A Hilarious New Take on the #DearMe Campaign

You have probably heard about the #DearMe campaign, which asks female YouTube personalities to give advice to their younger selves in honor of International Women's Day. The best #DearMe advice of all is coming from Akilah Hughes, who is telling her younger self what we all wish we could have. Unlike Hannah Hart, Laci Green, and Michelle Phan, Hughes is taking a more light-hearted approach to the campaign, as she laments over not inventing Facebook before Mark Zuckerberg, for instance.

I couldn't stop laughing at her all too true revelations, because although it sounds nice to tell your younger self how amazing you turned out to be and how your high-school problems don't matter in 10 years... well, let's just say we'd probably all like to time-travel back to 2005 and create all of the hottest trends on the Internet before anyone had even conceptualized the hashtag. I know that if I'd known how popular social media was going to be when I was 10, I would have been all over HTML and Java. All. Over it.

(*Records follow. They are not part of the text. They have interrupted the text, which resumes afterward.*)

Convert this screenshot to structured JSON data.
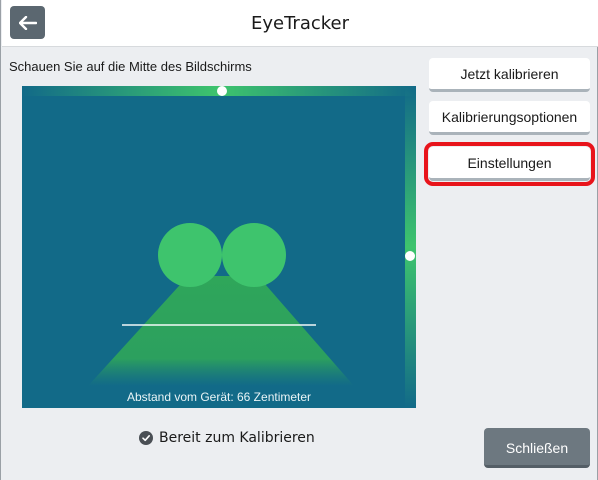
{
  "window": {
    "title": "EyeTracker",
    "back_icon": "arrow-left-icon"
  },
  "instruction": "Schauen Sie auf die Mitte des Bildschirms",
  "tracker": {
    "distance_label": "Abstand vom Gerät: 66 Zentimeter",
    "colors": {
      "background": "#126a88",
      "eyes": "#3ec46d",
      "cone": "#2fa65a"
    }
  },
  "buttons": {
    "calibrate_now": "Jetzt kalibrieren",
    "calibration_options": "Kalibrierungsoptionen",
    "settings": "Einstellungen",
    "close": "Schließen"
  },
  "status": {
    "icon": "check-circle-icon",
    "text": "Bereit zum Kalibrieren"
  },
  "highlight_color": "#e8141b"
}
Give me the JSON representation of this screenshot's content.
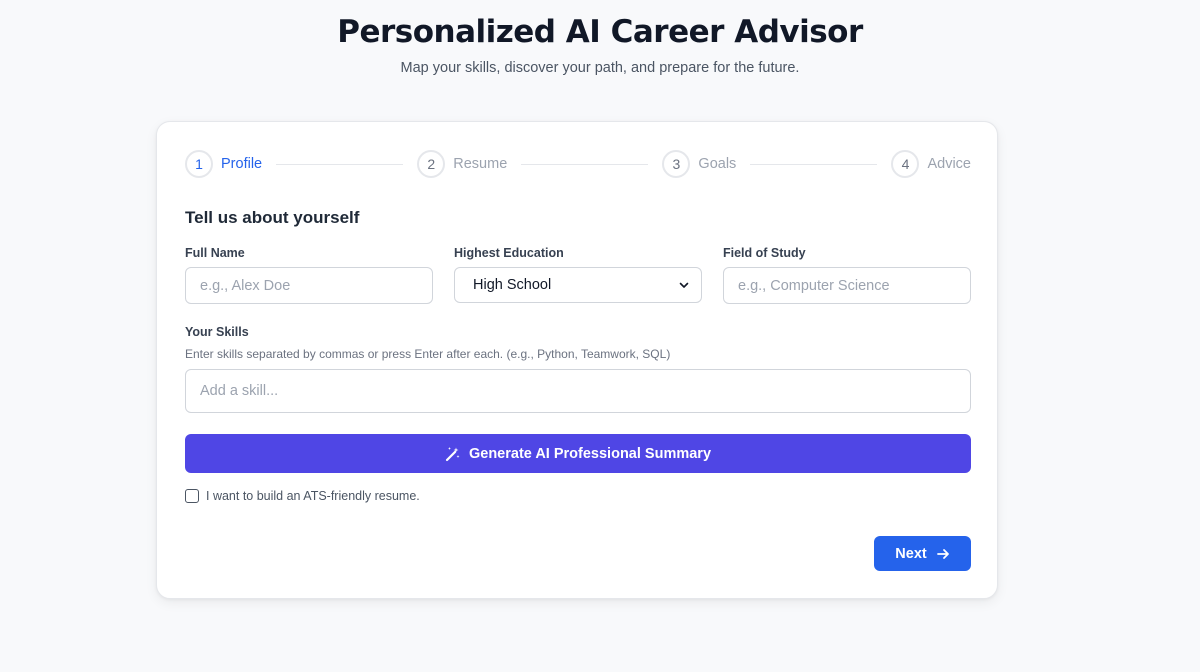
{
  "header": {
    "title": "Personalized AI Career Advisor",
    "subtitle": "Map your skills, discover your path, and prepare for the future."
  },
  "stepper": {
    "steps": [
      {
        "number": "1",
        "label": "Profile",
        "active": true
      },
      {
        "number": "2",
        "label": "Resume",
        "active": false
      },
      {
        "number": "3",
        "label": "Goals",
        "active": false
      },
      {
        "number": "4",
        "label": "Advice",
        "active": false
      }
    ]
  },
  "form": {
    "section_title": "Tell us about yourself",
    "full_name": {
      "label": "Full Name",
      "placeholder": "e.g., Alex Doe",
      "value": ""
    },
    "education": {
      "label": "Highest Education",
      "selected": "High School"
    },
    "field_of_study": {
      "label": "Field of Study",
      "placeholder": "e.g., Computer Science",
      "value": ""
    },
    "skills": {
      "label": "Your Skills",
      "help": "Enter skills separated by commas or press Enter after each. (e.g., Python, Teamwork, SQL)",
      "placeholder": "Add a skill..."
    },
    "generate_button": "Generate AI Professional Summary",
    "ats_checkbox": {
      "label": "I want to build an ATS-friendly resume.",
      "checked": false
    },
    "next_button": "Next"
  },
  "colors": {
    "accent": "#2563eb",
    "generate": "#4f46e5",
    "background": "#f8f9fb"
  },
  "icons": {
    "generate": "magic-wand-icon",
    "next": "arrow-right-icon",
    "select": "chevron-down-icon"
  }
}
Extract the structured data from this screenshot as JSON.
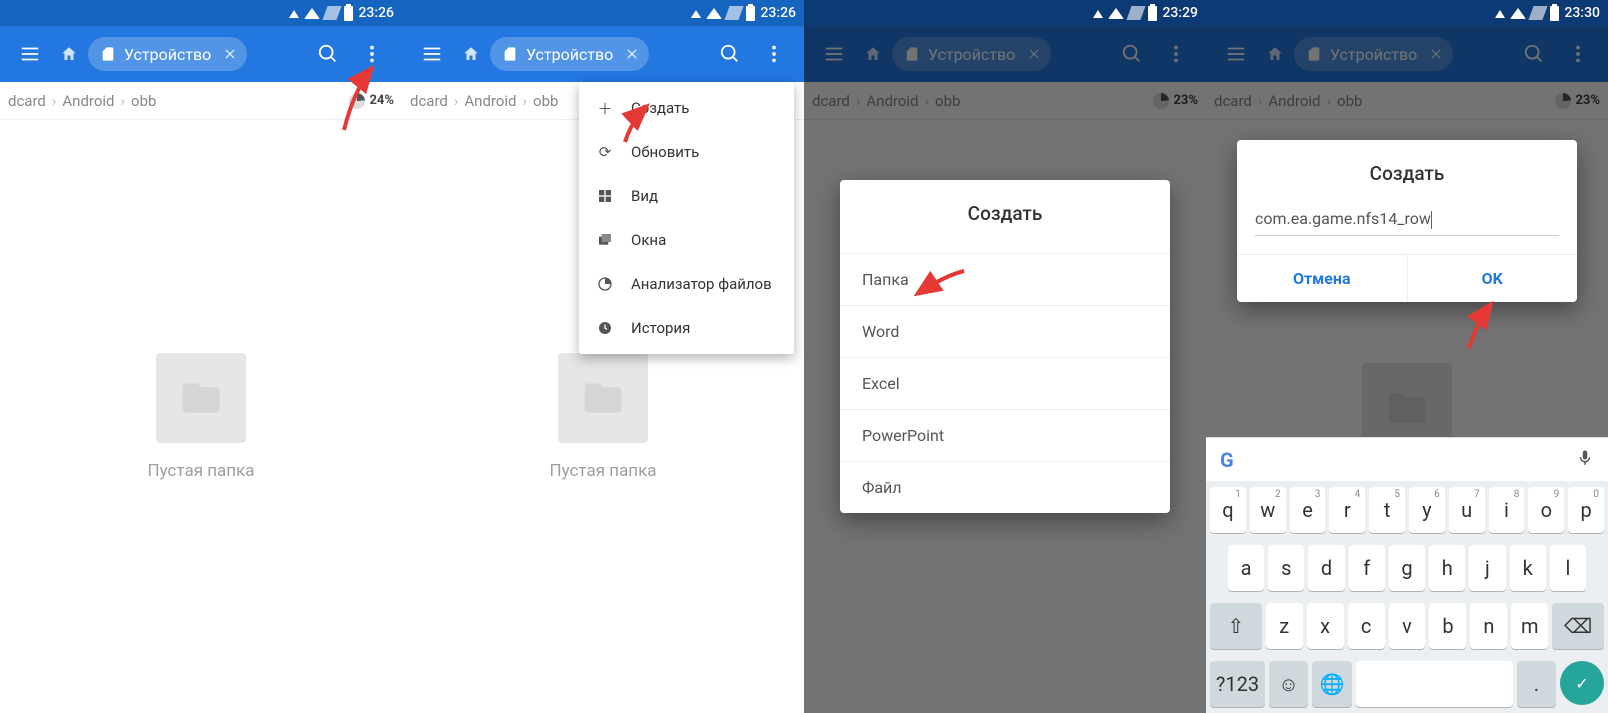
{
  "status": {
    "t1": "23:26",
    "t2": "23:26",
    "t3": "23:29",
    "t4": "23:30"
  },
  "chip": {
    "label": "Устройство"
  },
  "breadcrumb": {
    "b1": "dcard",
    "b2": "Android",
    "b3": "obb"
  },
  "storage": {
    "p1": "24%",
    "p2": "23%",
    "p3": "23%"
  },
  "empty": {
    "label": "Пустая папка"
  },
  "menu": {
    "create": "Создать",
    "refresh": "Обновить",
    "view": "Вид",
    "windows": "Окна",
    "analyzer": "Анализатор файлов",
    "history": "История"
  },
  "createDialog": {
    "title": "Создать",
    "folder": "Папка",
    "word": "Word",
    "excel": "Excel",
    "powerpoint": "PowerPoint",
    "file": "Файл"
  },
  "inputDialog": {
    "title": "Создать",
    "value": "com.ea.game.nfs14_row",
    "cancel": "Отмена",
    "ok": "OK"
  },
  "kb": {
    "r1": [
      "q",
      "w",
      "e",
      "r",
      "t",
      "y",
      "u",
      "i",
      "o",
      "p"
    ],
    "r1sup": [
      "1",
      "2",
      "3",
      "4",
      "5",
      "6",
      "7",
      "8",
      "9",
      "0"
    ],
    "r2": [
      "a",
      "s",
      "d",
      "f",
      "g",
      "h",
      "j",
      "k",
      "l"
    ],
    "r3": [
      "z",
      "x",
      "c",
      "v",
      "b",
      "n",
      "m"
    ],
    "sym": "?123",
    "comma": ",",
    "dot": "."
  }
}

Hughes not only laments over the wealth she lost out on by not learning to code, but also gives herself practical advice she could have used when she graduated from college and was living in the midst of the recession. Here are some of her best tips; scroll down to watch the whole video.

1. Move to Silicon Valley

As Hughes is a native of a small town in Kentucky, she advises her younger self to get the hell out of there and into a city where she can learn to code. As she put it, "If you build Facebook, we will be billionaires, and I won't even have to be making this video."

2. Watch Out For 2007

Since 2007 was right before the start of the Great Recession, Hughes points out that it was a bad year for everyone, including her younger self. Since she not-so-conveniently graduated in the midst of the economic downturn, she tells her younger self to not take out so many loans or waste money on clothing, as well as to save as much of her money as she can while she's in school. Despite the supposed promise of job security a college degree provides (yeah, right), she tells herself of the tough time she and all of her friends will have finding jobs after receiving their diplomas. The struggle is real.

3. Start Making YouTube Videos

YouTube was founded in early 2005, but didn't start gaining major ground until around 2006. Hughes points out the fact that many content creators who started making videos on the website in the early days have gone on to become success stories because of how few video makers there were during that time. Now, 300 hours of video are uploaded to YouTube every minute, since everyone and their mom thinks they have what it takes to make the next viral video. Obviously those who started early had a much greater advantage, and although Hughes started uploading content eight years ago, it wasn't until 2010 that she started making content consistently. As she points out to her 15 year old self, "If you start making videos now (10 years ago), by the time you're my age, you can just rest on your laurels."

If you want to check out more of Hughes's advice to her younger self in her #DearMe contribution, watch the full video below:

Images: Getty Images; SmoothieFreak/YouTube